So over the next weeks, I’m going to write a series about the seven Captivation Motivations all marketers should know. But not just marketers, product development, developers and anyone else who’s trying to trigger an immediate and memorable reaction.

The first Captivation Motivation I’m going to cover is so over-discussed and yet misunderstood, I wanted to get it out of the way: Storytelling

It’s important to understand WHY storytelling works and as importantly, what stories trigger us to buy.

If you take nothing else away from this blog post, understand this:

People buy for two reasons: it either reinforces how they see themselves or it reinforces how they want to be seen. (Tweet This)

In essence, every purchase we make is part of our story and we know this, deep, deep down.

What stories do we like to listen to?
Stories about us.
Stories that make us feel smarter, better, part of something.
Stories that reinforce how we see ourselves or reinforce how we want to be seen.

Why is this?
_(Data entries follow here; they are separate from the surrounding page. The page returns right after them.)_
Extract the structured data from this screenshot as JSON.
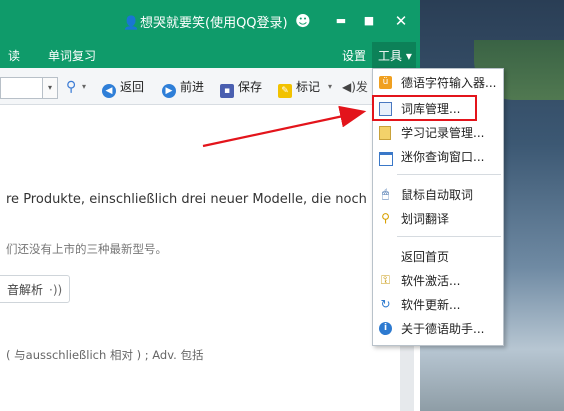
{
  "titlebar": {
    "user_label": "想哭就要笑(使用QQ登录)",
    "buttons": {
      "skin": "☻",
      "minimize": "▬",
      "maximize": "■",
      "close": "✕"
    }
  },
  "menubar": {
    "items": [
      "读",
      "单词复习"
    ],
    "settings": "设置",
    "tools": "工具 ▾"
  },
  "toolbar": {
    "search_icon": "⚲",
    "search_dropdown": "▾",
    "back": "返回",
    "forward": "前进",
    "save": "保存",
    "mark": "标记",
    "mark_dropdown": "▾",
    "sound_partial": "◀)发"
  },
  "content": {
    "sentence": "re Produkte, einschließlich drei neuer Modelle, die noch nicht",
    "translation": "们还没有上市的三种最新型号。",
    "analysis_button": "音解析",
    "analysis_icon": "·))",
    "grammar": "( 与ausschließlich 相对 ) ; Adv. 包括"
  },
  "tools_menu": {
    "items": [
      {
        "label": "德语字符输入器...",
        "icon": "input-method-icon"
      },
      {
        "label": "词库管理...",
        "icon": "dictionary-icon"
      },
      {
        "label": "学习记录管理...",
        "icon": "clipboard-icon"
      },
      {
        "label": "迷你查询窗口...",
        "icon": "window-icon"
      },
      {
        "label": "鼠标自动取词",
        "icon": "mouse-icon"
      },
      {
        "label": "划词翻译",
        "icon": "magnifier-icon"
      },
      {
        "label": "返回首页",
        "icon": ""
      },
      {
        "label": "软件激活...",
        "icon": "key-icon"
      },
      {
        "label": "软件更新...",
        "icon": "refresh-icon"
      },
      {
        "label": "关于德语助手...",
        "icon": "info-icon"
      }
    ]
  },
  "colors": {
    "title_green": "#0f9b6a",
    "highlight_red": "#e3141b"
  }
}
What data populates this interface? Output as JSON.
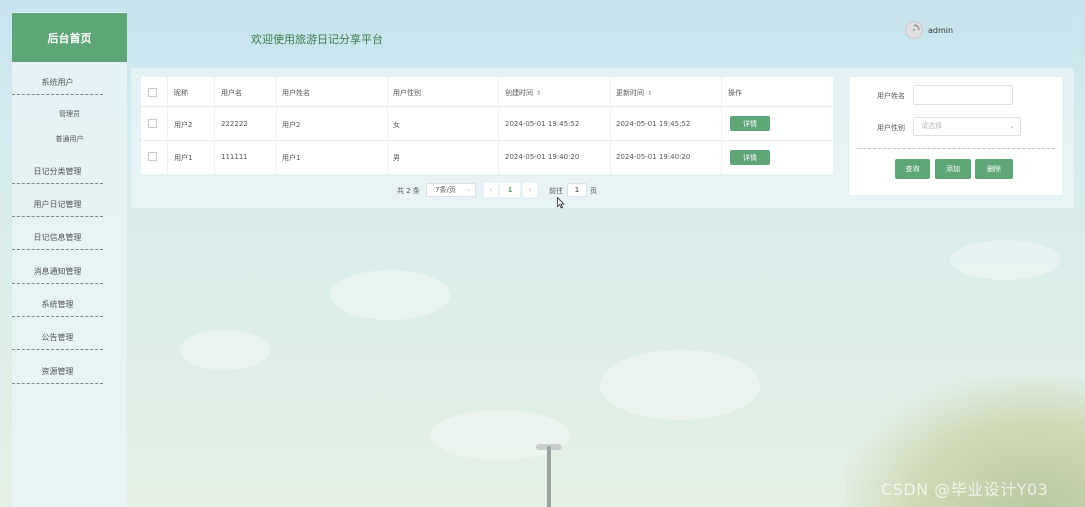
{
  "brand": {
    "title": "后台首页"
  },
  "header": {
    "welcome": "欢迎使用旅游日记分享平台",
    "username": "admin"
  },
  "sidebar": {
    "items": [
      {
        "label": "系统用户",
        "children": [
          "管理员",
          "普通用户"
        ]
      },
      {
        "label": "日记分类管理"
      },
      {
        "label": "用户日记管理"
      },
      {
        "label": "日记信息管理"
      },
      {
        "label": "消息通知管理"
      },
      {
        "label": "系统管理"
      },
      {
        "label": "公告管理"
      },
      {
        "label": "资源管理"
      }
    ]
  },
  "table": {
    "columns": [
      "昵称",
      "用户名",
      "用户姓名",
      "用户性别",
      "创建时间",
      "更新时间",
      "操作"
    ],
    "sortable_marker": "⇕",
    "rows": [
      {
        "nickname": "用户2",
        "username": "222222",
        "realname": "用户2",
        "gender": "女",
        "created": "2024-05-01 19:45:52",
        "updated": "2024-05-01 19:45:52",
        "action": "详情"
      },
      {
        "nickname": "用户1",
        "username": "111111",
        "realname": "用户1",
        "gender": "男",
        "created": "2024-05-01 19:40:20",
        "updated": "2024-05-01 19:40:20",
        "action": "详情"
      }
    ]
  },
  "pagination": {
    "total": "共 2 条",
    "page_size": "7条/页",
    "current_page": "1",
    "jump_label": "前往",
    "jump_value": "1",
    "page_suffix": "页",
    "prev": "‹",
    "next": "›"
  },
  "search": {
    "name_label": "用户姓名",
    "name_value": "",
    "gender_label": "用户性别",
    "gender_placeholder": "请选择",
    "query_button": "查询",
    "add_button": "添加",
    "delete_button": "删除"
  },
  "watermark": "CSDN @毕业设计Y03",
  "colors": {
    "accent": "#5ea678",
    "welcome_text": "#3d7a4e"
  }
}
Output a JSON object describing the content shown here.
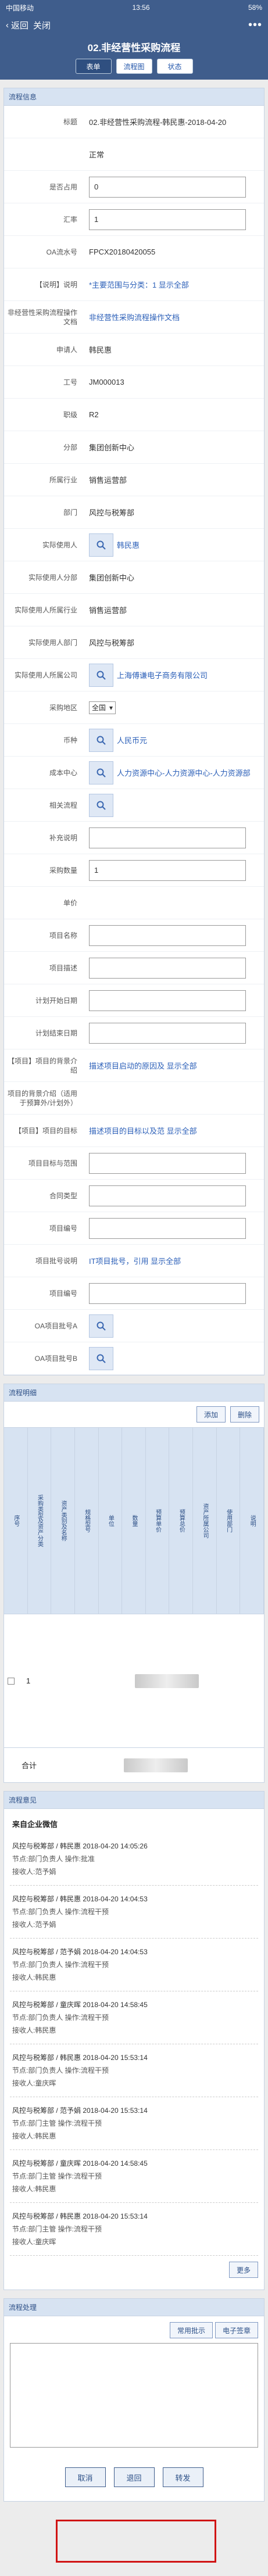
{
  "status": {
    "carrier": "中国移动",
    "time": "13:56",
    "battery": "58%"
  },
  "nav": {
    "back_label": "返回",
    "close_label": "关闭"
  },
  "title": "02.非经营性采购流程",
  "tabs": [
    {
      "label": "表单",
      "active": true
    },
    {
      "label": "流程图",
      "active": false
    },
    {
      "label": "状态",
      "active": false
    }
  ],
  "info": {
    "section_title": "流程信息",
    "fields": [
      {
        "label": "标题",
        "value": "02.非经营性采购流程-韩民惠-2018-04-20"
      },
      {
        "label": "",
        "value": "正常"
      },
      {
        "label": "是否占用",
        "value": "0"
      },
      {
        "label": "汇率",
        "value": "1"
      },
      {
        "label": "OA流水号",
        "value": "FPCX20180420055"
      },
      {
        "label": "【说明】说明",
        "value": "*主要范围与分类：1 显示全部"
      },
      {
        "label": "非经营性采购流程操作文档",
        "value": "非经营性采购流程操作文档"
      },
      {
        "label": "申请人",
        "value": "韩民惠"
      },
      {
        "label": "工号",
        "value": "JM000013"
      },
      {
        "label": "职级",
        "value": "R2"
      },
      {
        "label": "分部",
        "value": "集团创新中心"
      },
      {
        "label": "所属行业",
        "value": "销售运营部"
      },
      {
        "label": "部门",
        "value": "风控与税筹部"
      },
      {
        "label": "实际使用人",
        "value": "韩民惠"
      },
      {
        "label": "实际使用人分部",
        "value": "集团创新中心"
      },
      {
        "label": "实际使用人所属行业",
        "value": "销售运营部"
      },
      {
        "label": "实际使用人部门",
        "value": "风控与税筹部"
      },
      {
        "label": "实际使用人所属公司",
        "value": "上海傅谦电子商务有限公司"
      },
      {
        "label": "采购地区",
        "value": "全国"
      },
      {
        "label": "币种",
        "value": "人民币元"
      },
      {
        "label": "成本中心",
        "value": "人力资源中心-人力资源中心-人力资源部"
      },
      {
        "label": "相关流程",
        "value": ""
      },
      {
        "label": "补充说明",
        "value": ""
      },
      {
        "label": "采购数量",
        "value": "1"
      },
      {
        "label": "单价",
        "value": ""
      },
      {
        "label": "项目名称",
        "value": ""
      },
      {
        "label": "项目描述",
        "value": ""
      },
      {
        "label": "计划开始日期",
        "value": ""
      },
      {
        "label": "计划结束日期",
        "value": ""
      },
      {
        "label": "【项目】项目的背景介绍",
        "value": "描述项目启动的原因及 显示全部"
      },
      {
        "label": "项目的背景介绍（适用于预算外/计划外）",
        "value": ""
      },
      {
        "label": "【项目】项目的目标",
        "value": "描述项目的目标以及范 显示全部"
      },
      {
        "label": "项目目标与范围",
        "value": ""
      },
      {
        "label": "合同类型",
        "value": ""
      },
      {
        "label": "项目编号",
        "value": ""
      },
      {
        "label": "项目批号说明",
        "value": "IT项目批号，引用 显示全部"
      },
      {
        "label": "项目编号",
        "value": ""
      },
      {
        "label": "OA项目批号A",
        "value": ""
      },
      {
        "label": "OA项目批号B",
        "value": ""
      }
    ]
  },
  "detail": {
    "section_title": "流程明细",
    "add_label": "添加",
    "delete_label": "删除",
    "headers": [
      "序号",
      "采购类型及资产分类",
      "资产类别及名称",
      "规格型号",
      "单位",
      "数量",
      "预算单价",
      "预算总价",
      "资产所属公司",
      "使用部门",
      "说明"
    ],
    "row_index": "1",
    "total_label": "合计"
  },
  "opinion": {
    "section_title": "流程意见",
    "source": "来自企业微信",
    "items": [
      {
        "who": "风控与税筹部 / 韩民惠 2018-04-20 14:05:26",
        "node": "节点:部门负责人  操作:批准",
        "recv": "接收人:范予娟"
      },
      {
        "who": "风控与税筹部 / 韩民惠 2018-04-20 14:04:53",
        "node": "节点:部门负责人  操作:流程干预",
        "recv": "接收人:范予娟"
      },
      {
        "who": "风控与税筹部 / 范予娟 2018-04-20 14:04:53",
        "node": "节点:部门负责人  操作:流程干预",
        "recv": "接收人:韩民惠"
      },
      {
        "who": "风控与税筹部 / 童庆晖 2018-04-20 14:58:45",
        "node": "节点:部门负责人  操作:流程干预",
        "recv": "接收人:韩民惠"
      },
      {
        "who": "风控与税筹部 / 韩民惠 2018-04-20 15:53:14",
        "node": "节点:部门负责人  操作:流程干预",
        "recv": "接收人:童庆晖"
      },
      {
        "who": "风控与税筹部 / 范予娟 2018-04-20 15:53:14",
        "node": "节点:部门主管  操作:流程干预",
        "recv": "接收人:韩民惠"
      },
      {
        "who": "风控与税筹部 / 童庆晖 2018-04-20 14:58:45",
        "node": "节点:部门主管  操作:流程干预",
        "recv": "接收人:韩民惠"
      },
      {
        "who": "风控与税筹部 / 韩民惠 2018-04-20 15:53:14",
        "node": "节点:部门主管  操作:流程干预",
        "recv": "接收人:童庆晖"
      }
    ],
    "more_label": "更多"
  },
  "handle": {
    "section_title": "流程处理",
    "common_label": "常用批示",
    "sign_label": "电子签章",
    "cancel_label": "取消",
    "return_label": "退回",
    "forward_label": "转发"
  }
}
It’s because the biggest part of our brain is focused on, you guessed it, us.
This is why brand stories have to be very carefully crafted.
As marketers, we want to tell the brand story, but the reader wants to read a story about them.
This disconnect is HUGE.
And yet, we see excellent examples of great brand story telling all the time. Simplistic and elegant and purely captivating.
One of my favorite examples is Coca-Cola. They kicked off their brand story telling years ago with “I’d like to teach the world to sing…” So celebrated and so ingrained in our culture, that it was the final episode of Mad Men and suggested as the career pinnacle of outrageously creative Don Draper.
Coca-Cola continues to tell it’s story through it’s consumers. Think about the soda bottles wrapped in names and now adjectives like “VIP” “Latino” “Super Star.” Every single on of these is designed to tap into how we see ourselves or how we WANT to see ourselves. You can even buy your own personalized bottle. When this first released and still today, it created a ton of user generated content on social. People loved taking pictures of themselves with bottles that told their story. Reinforced their place in the world.
You never once see Coca-Cola telling some long drawn out boring-as-all-hell story about what goes INTO the bottle, or who works in marketing at Coca-Cola, no. The story is always about the consumer and the story or movement they want to create. There is connection, not disconnect. You are Coca-Cola and Coca-Cola is you.
The reason Coca-Cola’s brand value is somewhere in the neighborhood of 45% of the company’s value is because the brand “gets”  the consumer, not the other way around. (Tweet This)
Apple is another great brand, although I personally feel they’ve lost their brand-way a bit. Still, the company is one of the most valuable brands in the world, regularly commanding a premium for technology that has been commoditized. Why? Because the brand had complete and total clarity from beginning. It didn’t make computers, it designed products to enhance our lives. They key word was design. Elegance, simplicity, easy integration into our lives. If Apple hadn’t insisted on these brand traits, it would just be another computer and laptop company. But again, these brand traits, they were customer-focused. They weren’t about Apple, they were about the user. And Apple has some crazy brand advocates who feel like owning Apple helps define who they are. Owning Apple helps them tell the world who they are. That is the pinnacle of advocacy and brand storytelling.

So when you start to integrate story telling into your digital brand strategy, ask yourself three questions:

Who is the story REALLY about? (hint: be honest with yourself here)
How does it reinforce my customer’s image of themselves or the way they want the world to see them?
What emotion will they feel after finishing the story?